Young Lions: A Tale of Success and Woe

With our struggles in defending, I realised it is probably best we avoid… defending. We aren’t very good at it, so why bother? The opposite of the growth mindset I so readily promote every day.
We can’t not defend though. It isn’t possible to ignore this part of the beautiful game, but what if we did it less?
Having more possession will help us with this. I had early on decided to relinquish possession in hopes that we could defend in numbers. Evidently, with only one win in 10, it did not work. We were getting outgunned and out classed. Back to basics then.
So we go for a slower, more methodical style. We keep our basic 4-2-3-1 shape. It allows us to include our best players, such as Armstrong, Ojo and Swift.
Swift can thrive with time and space, and Armstrong thrives when being fed by a quality playmaker. Armstrong is killing it this year, as always. Armstrong has been given mostly through balls this year, with some crosses thrown in. Dowell and Swift as our CAMs are finding space, but players like Ojo, Brown and Lookman are struggling against better fullbacks.
A surprise top player this year has been Daws. He is 17 and essentially a first choice centre back. He hasn’t been the best defender, but we will persevere with him as he will continue improving.
Keeping a solid back line will be important. We are constantly tinkering at the moment in an attempt to find the correct balance. Once it looks right on the pitch, we’ll stick to it and change less frequently.
On the flip side, we’re still trying to get a counter attacking tactic to work for us. Keeping with a 4-2-3-1 style which admittedly isn’t conducive to this style I hope to be able to develop an “away” tactic. A tactic to be used at tough away fixtures or very good teams at home. It isn’t going well thus far, with its last use ending in a 6-1 loss at home to Manchester United.

Our biggest issue here was just giving up chances too easily. Conceding 6 clear cut chances against a big club is always going to end in trouble, especially when they’re clearly in good form up front.
Any team that can get the ball moving at pace will have a good time against us. We lack the mental attributes, such as positioning, anticipation and concentration to be able to effectively. This is evident in the goals we concede. Too often not picking up our man, or letting a ball slip through too easily.

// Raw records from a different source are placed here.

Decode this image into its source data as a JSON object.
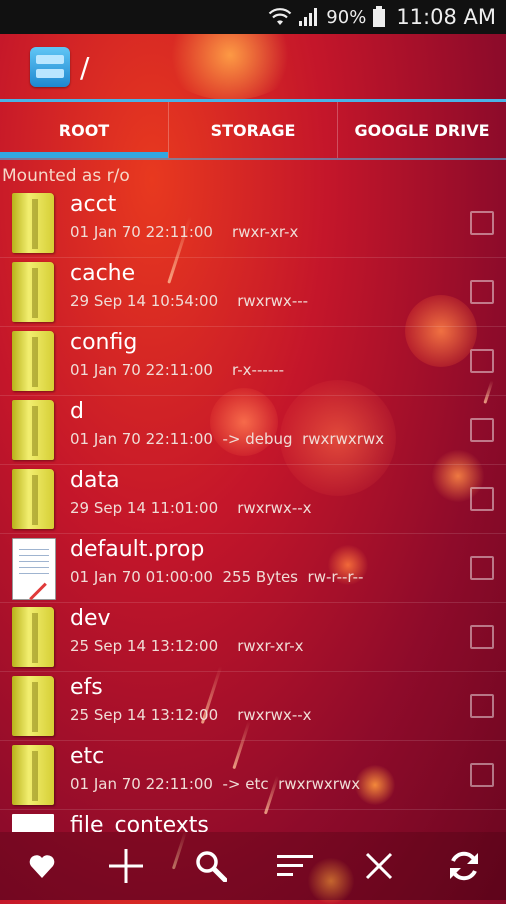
{
  "status": {
    "battery": "90%",
    "time": "11:08 AM"
  },
  "appbar": {
    "path": "/"
  },
  "tabs": [
    {
      "label": "ROOT",
      "active": true
    },
    {
      "label": "STORAGE",
      "active": false
    },
    {
      "label": "GOOGLE DRIVE",
      "active": false
    }
  ],
  "mount_status": "Mounted as r/o",
  "files": [
    {
      "name": "acct",
      "meta": "01 Jan 70 22:11:00    rwxr-xr-x",
      "icon": "folder-icon"
    },
    {
      "name": "cache",
      "meta": "29 Sep 14 10:54:00    rwxrwx---",
      "icon": "folder-icon"
    },
    {
      "name": "config",
      "meta": "01 Jan 70 22:11:00    r-x------",
      "icon": "folder-icon"
    },
    {
      "name": "d",
      "meta": "01 Jan 70 22:11:00  -> debug  rwxrwxrwx",
      "icon": "folder-icon"
    },
    {
      "name": "data",
      "meta": "29 Sep 14 11:01:00    rwxrwx--x",
      "icon": "folder-icon"
    },
    {
      "name": "default.prop",
      "meta": "01 Jan 70 01:00:00  255 Bytes  rw-r--r--",
      "icon": "text-file-icon"
    },
    {
      "name": "dev",
      "meta": "25 Sep 14 13:12:00    rwxr-xr-x",
      "icon": "folder-icon"
    },
    {
      "name": "efs",
      "meta": "25 Sep 14 13:12:00    rwxrwx--x",
      "icon": "folder-icon"
    },
    {
      "name": "etc",
      "meta": "01 Jan 70 22:11:00  -> etc  rwxrwxrwx",
      "icon": "folder-icon"
    },
    {
      "name": "file_contexts",
      "meta": "",
      "icon": "file-icon"
    }
  ],
  "bottom_actions": [
    "favorites-heart-icon",
    "add-plus-icon",
    "search-icon",
    "sort-icon",
    "close-x-icon",
    "refresh-icon"
  ],
  "colors": {
    "accent": "#33a7e0",
    "folder": "#e6df4a"
  }
}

Looking at the goals we conceded, it is easy to see what I say is true. If the opposition can get men forward, we crumble. If they don’t throw men forward then it’s easy to isolate players. One on one isn’t great for us, as everyone is better than our players. But two on one is better for us. We can actually handle a decent striker if we isolate them. If the opposition midfield doesn’t move forward, they won’t get enough men up the pitch to threaten us.
We need to force people into having to counter attack us, but not committing the men for it. A difficult task, but when it works… It works.
Crystal Palace stood a good chance of beating us. Benteke up top can be a menace, but if he isn’t given much support then he’s not much good. A high line limits how much Benteke’s physicality can damage us. He’ll smash us in the air, but we’ll beat him for pace.
We’re still conceding a lot of goals, but with the quality, or lack of, that we have that is to be expected. I’m still learning the tricks of tactics. I’m paying closer attention, but I don’t know the fixes yet.
What is nice though is that players are stepping up. We’ll have to discuss player development soon. Which players are developing best? Who did I have high hopes for, and who has disappointed me? We also will dive into a game for some deeper analysis!